Committing to Big Ideas: The Northern Rockies Ecosystem Protection Act (NREPA)

I'm Dirk Adams, a Montana rancher and Democrat running to be the next U.S. senator from Montana. Find out more about me at the Dirk Adams for Senate website. I just announced that if I'm elected to represent Montana in the U.S. Senate, I will introduce the Northern Rockies Ecosystem Protection Act (NREPA).

Though Congressman Pat Williams and Senators Baucus, Melcher, Burns, and Tester have all tried to pass legislation designating new wilderness areas in Montana, it's been over 30 years since Congress has done so.

But while Congress has been debating wilderness in Montana for three decades, the Northern Rockies have not stood still. Lynx and bull trout have been listed as threatened species under the Endangered Species Act and critical habitat has been designated for them. As a result, litigation over timber sales has increased.
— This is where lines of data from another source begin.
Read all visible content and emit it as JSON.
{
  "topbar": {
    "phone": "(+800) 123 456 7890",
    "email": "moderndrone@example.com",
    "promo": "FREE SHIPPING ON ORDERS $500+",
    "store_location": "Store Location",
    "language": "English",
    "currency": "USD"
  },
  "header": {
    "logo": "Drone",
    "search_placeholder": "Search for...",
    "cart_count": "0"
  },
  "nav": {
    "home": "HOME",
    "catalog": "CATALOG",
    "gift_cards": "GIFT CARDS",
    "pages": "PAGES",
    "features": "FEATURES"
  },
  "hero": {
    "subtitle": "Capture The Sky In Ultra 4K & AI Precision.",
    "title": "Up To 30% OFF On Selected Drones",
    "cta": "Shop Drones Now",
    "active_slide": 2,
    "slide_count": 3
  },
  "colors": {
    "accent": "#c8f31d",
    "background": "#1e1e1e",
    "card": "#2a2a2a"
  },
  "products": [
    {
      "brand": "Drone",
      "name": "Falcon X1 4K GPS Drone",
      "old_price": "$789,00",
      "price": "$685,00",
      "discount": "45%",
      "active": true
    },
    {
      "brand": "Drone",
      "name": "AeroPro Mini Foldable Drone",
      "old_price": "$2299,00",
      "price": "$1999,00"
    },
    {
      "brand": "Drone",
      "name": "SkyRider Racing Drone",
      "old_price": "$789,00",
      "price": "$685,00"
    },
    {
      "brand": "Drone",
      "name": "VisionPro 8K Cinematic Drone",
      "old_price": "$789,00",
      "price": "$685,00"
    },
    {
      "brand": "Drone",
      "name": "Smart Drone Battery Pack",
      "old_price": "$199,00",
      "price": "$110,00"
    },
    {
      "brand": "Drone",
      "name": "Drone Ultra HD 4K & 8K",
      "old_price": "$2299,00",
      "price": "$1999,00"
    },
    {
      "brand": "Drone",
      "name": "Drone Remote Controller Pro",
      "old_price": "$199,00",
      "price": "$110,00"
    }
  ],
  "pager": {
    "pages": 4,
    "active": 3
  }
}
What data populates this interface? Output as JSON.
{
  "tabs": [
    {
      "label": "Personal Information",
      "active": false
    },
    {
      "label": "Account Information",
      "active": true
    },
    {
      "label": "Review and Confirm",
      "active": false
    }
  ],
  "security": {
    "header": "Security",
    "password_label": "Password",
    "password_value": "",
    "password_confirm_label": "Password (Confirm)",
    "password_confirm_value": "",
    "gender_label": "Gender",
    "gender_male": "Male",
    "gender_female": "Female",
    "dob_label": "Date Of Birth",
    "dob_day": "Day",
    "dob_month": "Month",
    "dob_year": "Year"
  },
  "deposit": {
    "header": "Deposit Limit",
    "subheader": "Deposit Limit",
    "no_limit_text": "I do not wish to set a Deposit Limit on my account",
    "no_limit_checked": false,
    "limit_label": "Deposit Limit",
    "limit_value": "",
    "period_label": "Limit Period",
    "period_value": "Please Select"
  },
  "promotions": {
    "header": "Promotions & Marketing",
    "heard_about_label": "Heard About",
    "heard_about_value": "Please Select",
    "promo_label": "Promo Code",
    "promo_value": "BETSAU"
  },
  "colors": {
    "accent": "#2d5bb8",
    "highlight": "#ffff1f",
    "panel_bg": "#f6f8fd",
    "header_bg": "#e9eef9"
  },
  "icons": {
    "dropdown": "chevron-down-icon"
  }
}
NREPA addresses these tensions while dealing with habitat protection scientifically. NREPA isn't just about Montana. It acknowledges the ecosystem boundaries, not state lines, of the Northern Rockies, and consists of roadless areas in five states, including Montana. The NREPA does not affect private land.

NEPRA serves, of course, to protect habitat for hunting, fishing and protects the sectors of our economy that depend on the health of our natural environment. But it's bigger than that.

Native species need the connecting corridors that link smaller core ecosystems such as Yellowstone and Glacier National Parks and the wilderness areas of central Idaho to keep these species from going extinct.

NREPA will codify the Clinton roadless rule and help slow climate change by protecting forests that absorb and store carbon. NREPA will put people to work restoring old clearcuts and cleaning up silt filled streams. NREPA will protect the clean water and will move Montana forward from the endless debate about where we can log and where we cannot as passing NREPA also will give loggers certainty about where logging is admissible, thus enabling them to plan.

The United States became the world's leader in conservation management when we designated Yellowstone National Park as the world's first national park in 1872. Now over 100 countries around the world have national parks.

Our record of conservation leadership continued when President Theodore Roosevelt protected wildlife and public lands by creating the U.S. Forest Service and establishing 51 Federal Bird Reservations, 4 National Game Preserves, 150 National Forests, 5 National Parks, and 18 National Monuments, including the Grand Canyon. This was a leader who dared to do big things. Americans responded to his vision by putting him on Mt. Rushmore.

Montana is a big state. We need to lead our nation in doing big things. Protecting the Northern Rockies ecosystem is a big thing that we can be proud of as Montanans and Americans as we re-emerge as leaders in conservation.